In fact, some of the key events of that year – the expulsion of 30 Libyan diplomats following the death of PC Yvonne Fletcher, protests outside the Houses of Parliament, the wave of goodwill for the Royal family following the birth of Prince Harry and Everton winning the FA cup – would not look out of place in today’s papers. Except, perhaps, the Everton story.

But the point is this – we’ve been here before. The general malaise surrounding the UK (save for this week where Diamond Jubilee celebrations give us, and the papers, a chance to get away from Leveson it all) is something we’re accustomed to. But the key difference is that half way through this year, the UK doesn’t seem to be learning from some of the positive lessons of 1984. This last week has been more about sharp u-turns, rather than attempting to climb through the traffic on the mountain en route to that thing they call “economic growth”.

1984 saw the start of the FTSE 100 index; whatever you might feel about financial markets, you have to admit it showed bold ambition. It was perhaps this kind of ambition that attracted Nissan to open a car factory in the UK for the first time. The Queen was cutting ribbons at a new airport terminal in Birmingham and the very British Vauxhall car company doubled its market share with its European Car of the Year, the MK2 Astra. Britain was very much open for business.

I appreciate that I’ve glossed over the privatisations of British Telecom, the Trustee Savings Bank (Lloyds today) and the share sale of British Gas, but the point about generating economic growth by making the UK open for business is important.

The last few years should have taught us that big business can mean big failures and you can go too far. But given that “economic growth” seems to be the rallying call – even from non-tax paying heads of the IMF– Britain’s entrepreneurial spirit must be rekindled quickly. That might mean creating favourable conditions for businesses to thrive; revamping education to encourage innovation, creativity and enterprise (1984 was the year the GCSE was announced as the replacement for O-levels); and creating industrial hubs that create the scope for apprenticeships and new employment opportunities. Economic cycles are repetitive but present opportunities to take some positive lessons too.
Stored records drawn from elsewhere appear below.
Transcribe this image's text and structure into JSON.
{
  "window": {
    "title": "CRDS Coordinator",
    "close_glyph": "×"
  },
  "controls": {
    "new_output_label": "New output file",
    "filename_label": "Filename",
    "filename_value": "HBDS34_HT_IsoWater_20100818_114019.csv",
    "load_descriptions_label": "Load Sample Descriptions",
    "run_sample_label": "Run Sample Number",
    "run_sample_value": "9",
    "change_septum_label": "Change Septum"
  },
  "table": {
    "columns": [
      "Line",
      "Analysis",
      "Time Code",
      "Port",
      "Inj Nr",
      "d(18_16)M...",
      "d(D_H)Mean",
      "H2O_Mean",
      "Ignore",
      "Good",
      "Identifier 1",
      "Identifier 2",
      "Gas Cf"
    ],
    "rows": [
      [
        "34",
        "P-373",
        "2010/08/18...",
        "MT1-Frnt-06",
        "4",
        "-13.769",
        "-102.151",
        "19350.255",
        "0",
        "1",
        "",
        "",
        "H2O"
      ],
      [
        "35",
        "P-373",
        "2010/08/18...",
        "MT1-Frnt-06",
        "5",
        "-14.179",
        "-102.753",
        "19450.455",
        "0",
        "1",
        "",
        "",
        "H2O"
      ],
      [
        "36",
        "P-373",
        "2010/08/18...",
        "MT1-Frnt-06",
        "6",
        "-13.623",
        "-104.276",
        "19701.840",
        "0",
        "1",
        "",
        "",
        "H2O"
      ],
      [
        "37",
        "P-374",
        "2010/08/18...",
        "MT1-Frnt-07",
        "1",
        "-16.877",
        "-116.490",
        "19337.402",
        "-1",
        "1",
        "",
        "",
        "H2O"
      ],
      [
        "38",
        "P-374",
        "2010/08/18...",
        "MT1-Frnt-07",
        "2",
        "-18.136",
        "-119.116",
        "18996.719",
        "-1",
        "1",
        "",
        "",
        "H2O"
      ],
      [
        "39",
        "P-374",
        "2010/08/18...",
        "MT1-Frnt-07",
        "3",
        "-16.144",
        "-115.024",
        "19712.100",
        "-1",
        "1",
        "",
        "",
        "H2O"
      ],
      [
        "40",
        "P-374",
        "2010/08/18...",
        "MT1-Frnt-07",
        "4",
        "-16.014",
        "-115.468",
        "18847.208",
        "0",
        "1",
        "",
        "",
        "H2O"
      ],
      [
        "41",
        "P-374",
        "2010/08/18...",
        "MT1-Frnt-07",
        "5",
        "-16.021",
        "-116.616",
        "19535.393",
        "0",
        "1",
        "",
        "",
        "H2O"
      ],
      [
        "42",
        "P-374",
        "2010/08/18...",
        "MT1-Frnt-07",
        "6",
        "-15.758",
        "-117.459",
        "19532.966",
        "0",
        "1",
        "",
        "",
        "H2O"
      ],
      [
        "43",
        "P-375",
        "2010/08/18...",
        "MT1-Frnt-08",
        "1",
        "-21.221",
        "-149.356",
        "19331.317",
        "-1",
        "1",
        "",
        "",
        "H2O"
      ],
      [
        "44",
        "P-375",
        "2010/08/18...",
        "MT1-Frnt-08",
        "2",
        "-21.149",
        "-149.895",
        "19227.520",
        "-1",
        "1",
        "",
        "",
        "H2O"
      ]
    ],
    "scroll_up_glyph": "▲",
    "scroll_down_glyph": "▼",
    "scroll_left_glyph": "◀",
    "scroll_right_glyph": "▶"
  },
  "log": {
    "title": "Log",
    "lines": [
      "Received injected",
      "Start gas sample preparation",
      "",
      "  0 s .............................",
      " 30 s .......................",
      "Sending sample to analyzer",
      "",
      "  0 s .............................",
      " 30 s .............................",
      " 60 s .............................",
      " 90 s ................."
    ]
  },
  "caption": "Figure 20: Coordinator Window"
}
The beginning of the second act in Billy Elliot starts with a not-so-complimentary performance of “Merry Christmas, Maggie Thatcher” and chants of “Maggie! Maggie! Maggie! Out! Out! Out!”. Two years into his term, Cameron still has the opportunity to prevent a rewrite of that song.